Bishop Smith Visits GSP

For many years, the Bishop’s visit to Grace St. Paul’s occurred in the Fall. Back in 2013 however, we changed that tradition. We did so because to get ready for the Bishop’s visit and the annual Reception of new members into our congregation, we were forced to do our preparation work in the Summer. Those preparations included our Inquirer’s class called Episcopal 101 for adults and confirmation class for our youth. Summer is obviously not the best time of the year to have either of those classes or to be preparing for anything. That is why we petitioned to move our annual visitations to the Spring. Though this is the most popular time of year to host the Bishop, we have been very fortunate over the last four years to schedule our visit on Easter 3 or 4, an ideal time for many reasons.

Well, this year our serendipity ran out. The Bishop’s schedule did not allow for him to be here on either of those Sundays. Instead, he will be visiting us on April 23, Easter Two, commonly referred to in the church as Low Sunday. The term Low Sunday comes from the fact that the week after Easter is a “low” liturgical service, meaning that all the smells and bells of Easter Sunday are long gone, replaced with a service with far fewer “outward and visible signs.” However, what Low Sunday has popularly come to mean in the church is the Sunday of low attendance, the day when many people choose to skip going to worship after the intensity of Holy Week and Easter. That is also historically accurate. Easter Two has the lowest attendance of any Sunday in the entire church year.

Feel free to now imagine an image of the Rector freaking out when he saw the Bishop’s schedule. Now that you have had your laugh for the day, let me share with you the plan. Unlike every other Easter Two, your choir will not be on their patios sipping mint juleps at 10 a.m. They will be singing their hearts out with some specially prepared music we are saving for the Sunday after Easter. Unlike other Easter Twos, when the Rector was lying in a prone position praying for his own resurrection after the intensity of Holy Week and Easter, I will be here with great exuberance and joy, celebrating Easter with the same “vigor” as the week before.

There are multiple reasons why I am prayerfully asking each and every one of you to do the same and be with us on April 23. First and foremost, we have another large group of new parishioners who will be officially Received and Confirmed into our parish that day. We need to be with them, surrounding them with our love and support on this very emotional day for them and for all of us. In addition, this is our youth Confirmation year, meaning that some of our coming of age youth will also have hands laid upon them by our Bishop. We need to be with them in this rite of passage in their lives. I have never made it through a Reception/ Confirmation sacramental Sunday at GSP without crying with joy for those of you who are making this critical step in your journey.

Second, the service will be anything but “low.” It will be a grand and glorious celebration, befitting the annual visitation of our Bishop. It will be one of the great celebratory events of the year.

Third, Bishop Smith always has a moving or theologically important presentation to share with us after the service.

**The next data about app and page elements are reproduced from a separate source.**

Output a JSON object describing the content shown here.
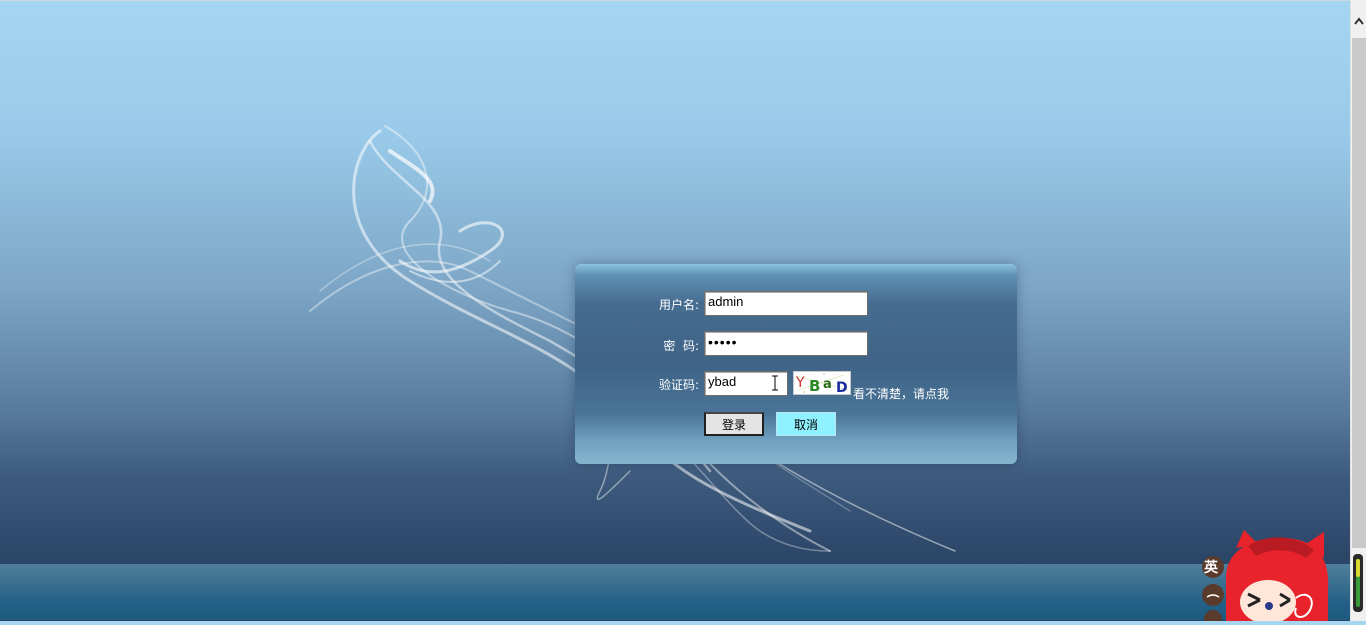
{
  "login": {
    "username_label": "用户名:",
    "username_value": "admin",
    "password_label": "密  码:",
    "password_value": "•••••",
    "captcha_label": "验证码:",
    "captcha_value": "ybad",
    "captcha_image_text": "YBaD",
    "refresh_link": "看不清楚，请点我",
    "login_button": "登录",
    "cancel_button": "取消"
  },
  "ime": {
    "mode_label": "英"
  },
  "colors": {
    "panel_top": "#8cc3e0",
    "panel_mid": "#3e6386",
    "cancel_button_bg": "#8ff0ff",
    "login_button_bg": "#e4e4e4",
    "bg_top": "#a4d6f2",
    "bg_bottom": "#2b4567"
  },
  "icons": {
    "scroll_up": "chevron-up-icon",
    "text_cursor": "i-beam-cursor-icon",
    "mascot": "red-fox-mascot-icon"
  }
}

Fourth, this is the only opportunity we will have to show the Bishop what it is like to be a part of this vibrant, beloved community of ours.

My intense hope, my prayer, my desperate plea therefore, to all of you is the phrase that my great Uncle Herb and Aunt Rita always said to us when we left their home in West, by God, Virginia on a day of celebration. “Y’all come back. Come back every day you can!” Specifically, come back the Sunday after Easter!

— By The Rev. Steve Keplinger


Leave a Reply

Fill in your details below or click an icon to log in: Logo

You are commenting using your account. Log Out /  Change )

Google+ photo

You are commenting using your Google+ account. Log Out /  Change )

Twitter picture

You are commenting using your Twitter account. Log Out /  Change )

Facebook photo

You are commenting using your Facebook account. Log Out /  Change )


Connecting to %s